The Kremlin's real goal is to help Syrian President Bashar al-Assad retake as much as possible of the territory his forces have lost to opponents, including U.S.-backed rebels, Russian officials told Bloomberg News. Moscow's deployment of several dozen planes, as well as ships in the Black and Caspian Seas, could last a year or more, one official said, Ilya Arkhipov, Stepan Kravchenko and Henry Meyer of Bloomberg wrote in the article titled "Putin Officials Said to Admit Real Syria Goal Is Far Broader" on October 19.
Putin believes that Assad, whose forces currently control a quarter of Syrian territory with 60% of the population, must be reinforced to ensure that Russia can exert a dominant role in negotiations on a political settlement in Syria, according to people who attended a private meeting with the Russian leader early this month.
Moscow's campaign is designed to initially rout the groups that have threatened Assad's control over key cities in western Syria, both radical Islamists and the so-called moderate rebels backed by the U.S. and its allies.
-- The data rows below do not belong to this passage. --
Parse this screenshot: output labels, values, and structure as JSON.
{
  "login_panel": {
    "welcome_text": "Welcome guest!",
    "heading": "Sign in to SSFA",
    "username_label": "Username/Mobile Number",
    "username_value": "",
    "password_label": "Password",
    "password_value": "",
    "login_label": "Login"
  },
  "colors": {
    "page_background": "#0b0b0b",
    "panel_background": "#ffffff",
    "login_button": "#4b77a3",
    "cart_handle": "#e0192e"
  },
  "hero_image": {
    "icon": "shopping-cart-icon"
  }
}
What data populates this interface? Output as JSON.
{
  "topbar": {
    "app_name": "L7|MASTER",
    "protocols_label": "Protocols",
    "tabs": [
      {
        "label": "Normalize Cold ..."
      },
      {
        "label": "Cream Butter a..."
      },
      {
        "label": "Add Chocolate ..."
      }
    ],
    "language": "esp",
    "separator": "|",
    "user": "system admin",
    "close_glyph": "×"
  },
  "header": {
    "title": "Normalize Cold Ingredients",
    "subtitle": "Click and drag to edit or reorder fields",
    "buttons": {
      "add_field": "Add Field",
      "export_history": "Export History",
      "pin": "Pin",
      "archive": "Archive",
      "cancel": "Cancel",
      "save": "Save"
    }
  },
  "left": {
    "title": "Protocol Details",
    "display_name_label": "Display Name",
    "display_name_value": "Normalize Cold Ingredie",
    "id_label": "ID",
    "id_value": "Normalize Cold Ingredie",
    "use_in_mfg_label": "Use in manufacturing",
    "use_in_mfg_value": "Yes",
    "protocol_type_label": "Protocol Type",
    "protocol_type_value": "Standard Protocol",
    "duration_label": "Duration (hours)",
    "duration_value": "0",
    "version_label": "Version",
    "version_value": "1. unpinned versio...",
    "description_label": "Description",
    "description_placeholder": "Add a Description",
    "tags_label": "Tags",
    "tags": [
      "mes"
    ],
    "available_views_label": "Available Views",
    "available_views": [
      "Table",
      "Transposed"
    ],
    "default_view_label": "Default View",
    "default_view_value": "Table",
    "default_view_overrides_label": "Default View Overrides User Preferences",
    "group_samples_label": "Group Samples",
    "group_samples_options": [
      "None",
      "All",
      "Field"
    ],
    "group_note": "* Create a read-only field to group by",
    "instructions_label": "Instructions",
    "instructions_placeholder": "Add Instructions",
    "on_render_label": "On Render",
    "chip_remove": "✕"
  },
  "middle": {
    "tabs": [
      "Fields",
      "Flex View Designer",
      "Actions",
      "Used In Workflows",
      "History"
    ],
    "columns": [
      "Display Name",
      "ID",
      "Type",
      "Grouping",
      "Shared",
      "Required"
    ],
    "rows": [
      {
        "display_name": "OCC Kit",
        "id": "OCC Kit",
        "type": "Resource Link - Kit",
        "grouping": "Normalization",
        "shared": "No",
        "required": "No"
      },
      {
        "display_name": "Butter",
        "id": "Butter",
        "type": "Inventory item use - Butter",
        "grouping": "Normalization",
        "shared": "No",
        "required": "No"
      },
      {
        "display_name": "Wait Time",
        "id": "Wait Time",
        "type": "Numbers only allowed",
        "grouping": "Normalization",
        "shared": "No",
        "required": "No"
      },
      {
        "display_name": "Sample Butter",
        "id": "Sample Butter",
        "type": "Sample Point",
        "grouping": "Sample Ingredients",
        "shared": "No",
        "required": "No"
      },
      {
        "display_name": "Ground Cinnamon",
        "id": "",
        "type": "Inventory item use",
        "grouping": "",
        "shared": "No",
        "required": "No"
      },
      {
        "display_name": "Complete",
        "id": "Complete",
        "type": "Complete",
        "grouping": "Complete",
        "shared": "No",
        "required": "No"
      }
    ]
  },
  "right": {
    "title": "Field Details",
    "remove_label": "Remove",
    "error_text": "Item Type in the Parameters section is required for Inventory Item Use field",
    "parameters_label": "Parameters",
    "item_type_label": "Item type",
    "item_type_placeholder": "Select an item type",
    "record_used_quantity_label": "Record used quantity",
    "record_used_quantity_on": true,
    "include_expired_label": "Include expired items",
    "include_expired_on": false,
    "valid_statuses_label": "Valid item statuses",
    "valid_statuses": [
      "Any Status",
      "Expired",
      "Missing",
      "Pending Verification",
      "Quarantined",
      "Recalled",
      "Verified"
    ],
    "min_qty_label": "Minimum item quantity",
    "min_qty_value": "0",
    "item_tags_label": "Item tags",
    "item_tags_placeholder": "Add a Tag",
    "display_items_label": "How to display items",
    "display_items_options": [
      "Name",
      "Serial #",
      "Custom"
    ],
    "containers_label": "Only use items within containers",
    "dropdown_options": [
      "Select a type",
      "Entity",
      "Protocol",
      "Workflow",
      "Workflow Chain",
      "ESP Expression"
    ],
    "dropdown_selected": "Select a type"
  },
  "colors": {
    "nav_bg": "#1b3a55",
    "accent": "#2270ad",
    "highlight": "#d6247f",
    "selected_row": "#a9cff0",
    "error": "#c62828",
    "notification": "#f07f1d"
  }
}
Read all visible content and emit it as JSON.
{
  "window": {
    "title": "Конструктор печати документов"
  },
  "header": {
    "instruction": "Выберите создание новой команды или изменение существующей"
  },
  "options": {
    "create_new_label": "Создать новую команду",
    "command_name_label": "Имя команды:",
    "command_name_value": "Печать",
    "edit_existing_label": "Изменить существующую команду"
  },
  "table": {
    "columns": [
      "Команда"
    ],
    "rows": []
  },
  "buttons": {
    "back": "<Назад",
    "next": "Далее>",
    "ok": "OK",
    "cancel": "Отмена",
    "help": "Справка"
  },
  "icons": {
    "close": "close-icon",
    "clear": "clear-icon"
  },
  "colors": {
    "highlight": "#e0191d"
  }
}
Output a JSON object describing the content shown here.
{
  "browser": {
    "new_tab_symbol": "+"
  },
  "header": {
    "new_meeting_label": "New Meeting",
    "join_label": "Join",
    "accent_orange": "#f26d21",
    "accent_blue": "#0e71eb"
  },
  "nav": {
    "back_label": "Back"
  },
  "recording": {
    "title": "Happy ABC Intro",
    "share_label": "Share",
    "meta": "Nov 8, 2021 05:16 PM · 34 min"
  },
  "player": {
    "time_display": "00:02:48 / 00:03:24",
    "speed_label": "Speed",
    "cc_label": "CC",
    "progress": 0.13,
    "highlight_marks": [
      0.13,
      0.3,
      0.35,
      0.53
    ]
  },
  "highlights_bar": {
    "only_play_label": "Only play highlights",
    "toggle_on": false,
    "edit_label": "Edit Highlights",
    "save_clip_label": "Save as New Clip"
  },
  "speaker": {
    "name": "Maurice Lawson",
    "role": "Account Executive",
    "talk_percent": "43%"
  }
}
Later there will be a broader offensive against Islamic State in the north and east of the country, say officials, speaking on condition of anonymity to discuss confidential matters.
The principal risk for Russia is that Saudi Arabia, Turkey and Qatar, who support armed groups fighting Assad's forces including radical Islamists, will sharply increase their military supplies in response to the Russian intervention, said the Russian officials.